Of course there are differences, Wimsey is not a writer, just a rich Lord (brother to a Duke). He has the free time to think about and solve crimes (Wimsey collects and sells rare first edition book, but has no need for money). And this is the 1930s Britian, so the sexy female cop is out of the question.
But I can totally see Castle with this plot. Wimsey is eating dinner at a fancy resturant and overhears a doctor talking about the death of a patient. He interupts and asks the doctor to tell him the whole story which leads Wimsey to believe that the patient was killed.
Most of the book is spent trying to figure out what motive anyone would have to kill an elderly woman that already had cancer and only a few months to live. The last third of the book is spent trying to figure out how the killer did it, once Wimsey knows who did it.

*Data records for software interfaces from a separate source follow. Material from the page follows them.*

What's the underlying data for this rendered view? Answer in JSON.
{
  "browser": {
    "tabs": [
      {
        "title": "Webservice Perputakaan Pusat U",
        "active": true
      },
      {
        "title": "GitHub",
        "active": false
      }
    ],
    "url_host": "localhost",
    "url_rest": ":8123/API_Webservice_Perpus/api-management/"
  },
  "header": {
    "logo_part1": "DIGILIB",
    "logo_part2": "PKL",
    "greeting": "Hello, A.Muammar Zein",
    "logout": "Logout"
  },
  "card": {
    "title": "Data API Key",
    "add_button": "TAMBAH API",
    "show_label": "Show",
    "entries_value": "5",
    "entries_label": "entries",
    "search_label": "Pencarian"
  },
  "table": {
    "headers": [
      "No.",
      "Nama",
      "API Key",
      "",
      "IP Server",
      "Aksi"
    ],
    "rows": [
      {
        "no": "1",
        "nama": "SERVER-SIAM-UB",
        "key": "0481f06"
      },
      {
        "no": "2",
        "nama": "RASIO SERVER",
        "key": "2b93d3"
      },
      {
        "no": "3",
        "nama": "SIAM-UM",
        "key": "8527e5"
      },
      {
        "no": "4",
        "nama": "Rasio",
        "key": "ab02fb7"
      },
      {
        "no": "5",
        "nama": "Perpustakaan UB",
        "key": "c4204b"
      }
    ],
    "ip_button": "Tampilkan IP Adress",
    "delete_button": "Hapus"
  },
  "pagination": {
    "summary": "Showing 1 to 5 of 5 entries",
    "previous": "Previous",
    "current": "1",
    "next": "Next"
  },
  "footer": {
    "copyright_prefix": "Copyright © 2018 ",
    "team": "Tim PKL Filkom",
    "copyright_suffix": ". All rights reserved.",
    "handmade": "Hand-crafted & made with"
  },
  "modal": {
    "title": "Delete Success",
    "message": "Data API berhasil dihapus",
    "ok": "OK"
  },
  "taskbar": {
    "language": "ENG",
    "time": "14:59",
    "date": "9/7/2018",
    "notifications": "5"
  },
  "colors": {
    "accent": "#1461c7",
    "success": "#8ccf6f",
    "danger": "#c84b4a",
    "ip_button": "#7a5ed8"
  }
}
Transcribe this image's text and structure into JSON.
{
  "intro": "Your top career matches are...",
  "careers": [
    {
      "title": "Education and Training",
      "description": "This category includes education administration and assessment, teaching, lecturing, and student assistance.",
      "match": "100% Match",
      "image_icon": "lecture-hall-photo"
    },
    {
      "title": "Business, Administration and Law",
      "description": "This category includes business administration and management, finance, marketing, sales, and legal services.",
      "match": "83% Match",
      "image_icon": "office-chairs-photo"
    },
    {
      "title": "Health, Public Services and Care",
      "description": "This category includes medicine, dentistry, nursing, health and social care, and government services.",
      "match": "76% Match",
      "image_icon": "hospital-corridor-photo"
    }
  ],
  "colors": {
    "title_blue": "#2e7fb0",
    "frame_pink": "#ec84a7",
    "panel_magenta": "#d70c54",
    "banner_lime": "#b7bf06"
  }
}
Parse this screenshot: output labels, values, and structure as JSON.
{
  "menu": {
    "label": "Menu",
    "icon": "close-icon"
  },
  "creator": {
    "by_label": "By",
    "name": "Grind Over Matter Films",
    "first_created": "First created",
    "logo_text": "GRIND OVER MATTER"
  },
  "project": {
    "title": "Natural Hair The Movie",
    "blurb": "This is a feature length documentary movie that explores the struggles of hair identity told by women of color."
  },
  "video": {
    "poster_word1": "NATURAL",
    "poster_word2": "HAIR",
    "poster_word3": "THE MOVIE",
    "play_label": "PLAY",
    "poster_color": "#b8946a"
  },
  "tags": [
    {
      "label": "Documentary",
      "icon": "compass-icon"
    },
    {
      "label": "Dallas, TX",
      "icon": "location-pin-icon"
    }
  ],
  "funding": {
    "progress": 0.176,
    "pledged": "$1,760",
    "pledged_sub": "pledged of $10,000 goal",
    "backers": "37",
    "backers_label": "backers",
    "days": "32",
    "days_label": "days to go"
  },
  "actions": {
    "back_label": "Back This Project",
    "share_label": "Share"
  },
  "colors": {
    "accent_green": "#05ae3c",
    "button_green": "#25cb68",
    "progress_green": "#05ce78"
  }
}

His interest in the case is based on a desire to understand the perfect crime. Wimsey has a little soliloqy with Parker (his Scotland Yard detective friend) about the fact that crime study is based on the criminals that failed, not on those that succeeded. Wimsey assumes that for every crime that failed there has to be at least an equal number of successes.
In the end, it is presented as a success for Wimsey’s idea. But I am not sure it really is. First of all the crime is solved and the murderer is caught. Second, the original crime is really only discovered because the murderer tries to cover up the crime and ends up killing more people. So I think that while Wimsey is right, that some criminals get away with well planned murders, many get caught because of later murders that are not as well planned either because they get sloppy or because they are trying to cover up previous crimes.
I have read these books out of order, but so far I think the first and sixth books are the best, the second and third are good and the fourth (a short story collection) is the weakest. There are 15 total books in the series (although a couple more are short story collections. The whole series is part of Kindle Unlimited so I will try to read at least one or two more before I finish this round of subscribing to Kindle Unlimited.
Unnatural Death by Dorothy Sayers (Lord Peter Wimsey #3) Purchase Links: Paperback, Kindle Edition, Audible.com Audiobook, Audiobook is discounted to $3.49 with purchase of Kindle Book, Kindle Edition is part of the Kindle Unlimited Collection
- Whose Body? by Dorothy Sayers (Lord Peter Wimsey Mysteries #1)
- Clouds of Witness by Dorothy Sayers (Lord Peter Wimsey Mysteries #2)
- Lord Peter Views the Body by Dorothy Sayers (Peter Wimsey Mysteries #4)
- Strong Poison by Dorothy Sayers (Lord Peter Wimsey Mysteries #6)
- Her Royal Spyness by Rhys Rowen